  16. highchurchman

    highchurchman Well-Known Member Anglican

    Posts:
    706
    Likes Received:
    547
    Country:
    Britain
    Religion:
    Anglican/Catholic
    S,`Thomas Aquinas, no less, tells us clearly that Baptism administered by a NON Christian is valid! Interestingly he also said a woman ought not to baptise if a man is present. (Summa iii 67.4./5..) The Form of baptism is,.. I baptise thee in the Name of the Father and of the Son and of the Holy Ghost.
    "Are ye ignorant,says 'S.Paul', that all we who are baptized in to Christ Jesus, were baptised in to His Death?' Cornelius had to be baptised, even after he had received the Holy Ghost! (Acts 10- vs48 )

    Regarding your condemnation of the Branch Theory? You quote New 'Advent', this is like asking the police in Ferguson U.S. (?) to make up a jury for the trial. There are two sources which I rarely accept as an authority on scripture or tradition, they are New Advent and Foxes Book of Martyrs!
    Christ said ,' I am the Vine and ye are the branches.' Neither have Anglicans Whatever our Roman Friends say, the growth of a Branch frrom a tree is a natural progression?
     
  17. Anne

    Anne Active Member Anglican

    Posts:
    184
    Likes Received:
    207
    Country:
    USA
    Religion:
    Anglo-Catholic
    CR, do you think we are not aware of what Rome has to say about Anglicanism? I hope from all of this you've realized that we are well aware.

    It would therefore be far more productive to discuss Anglicanism itself, because we here have decided to stick with it in spite of what others (Baptists, Roman Catholics, Pentacostals, etc!) continue to say. You would learn a lot, I think, if you took that angle: _why_ those of us here are Anglican.
     
  18. ChristusResurrexit

    ChristusResurrexit Member

    Posts:
    75
    Likes Received:
    13
    Country:
    USA
    Religion:
    Catholic
    I never said your baptisms were never valid. Your baptism do not make you Catholic though. Not all Christian are apart of the holy Catholic Church. There is one holy Catholic Church.

    Again... stop calling me Roman. It is an insult. Especially since I'm transferring to the Ruthenian Catholic Church, and calling Eastern Catholics Roman is a huge insult. Yes, the Roman Church is the largest Church in the Catholic Church. The Catholic Church, similarly to to the Anglican Communion, is a Communion of about 23 different Churches all united in the same faith.

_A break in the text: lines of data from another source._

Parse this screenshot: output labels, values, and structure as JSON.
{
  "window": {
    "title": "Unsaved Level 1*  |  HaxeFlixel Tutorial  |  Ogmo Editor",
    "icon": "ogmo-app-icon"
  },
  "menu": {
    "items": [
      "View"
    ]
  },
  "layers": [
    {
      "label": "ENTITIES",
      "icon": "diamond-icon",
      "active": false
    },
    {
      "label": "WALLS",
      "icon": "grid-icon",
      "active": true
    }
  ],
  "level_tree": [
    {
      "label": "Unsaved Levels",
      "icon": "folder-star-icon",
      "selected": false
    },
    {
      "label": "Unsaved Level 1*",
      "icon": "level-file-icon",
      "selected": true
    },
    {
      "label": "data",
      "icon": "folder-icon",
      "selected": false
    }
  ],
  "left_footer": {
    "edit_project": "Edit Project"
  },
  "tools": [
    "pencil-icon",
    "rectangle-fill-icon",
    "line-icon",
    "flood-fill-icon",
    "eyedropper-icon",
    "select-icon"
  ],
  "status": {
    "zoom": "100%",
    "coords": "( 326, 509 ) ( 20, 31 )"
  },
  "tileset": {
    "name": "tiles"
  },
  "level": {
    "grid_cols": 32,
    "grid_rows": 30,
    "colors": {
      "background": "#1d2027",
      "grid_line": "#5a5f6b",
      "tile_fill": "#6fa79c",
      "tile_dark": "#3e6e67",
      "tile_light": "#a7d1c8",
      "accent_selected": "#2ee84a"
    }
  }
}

Around 15-20 million Catholics are not Roman.
     
  19. ChristusResurrexit

    ChristusResurrexit Member

    Posts:
    75
    Likes Received:
    13
    Country:
    USA
    Religion:
    Catholic
    I'm just telling you. Mormons and Jehovah Witness would say they are Christians, yet I think most of us could agree they are cults, and that their baptisms are not valid. Because of that, they are not Christians at all.
     
  20. ChristusResurrexit

    ChristusResurrexit Member

    Posts:
    75
    Likes Received:
    13
    Country:
    USA
    Religion:
    Catholic
    Schismatic, I would say you are. Heretics... depends on your theology. High Anglicanism tends not to be heretical. Low Church Anglicans tend to be.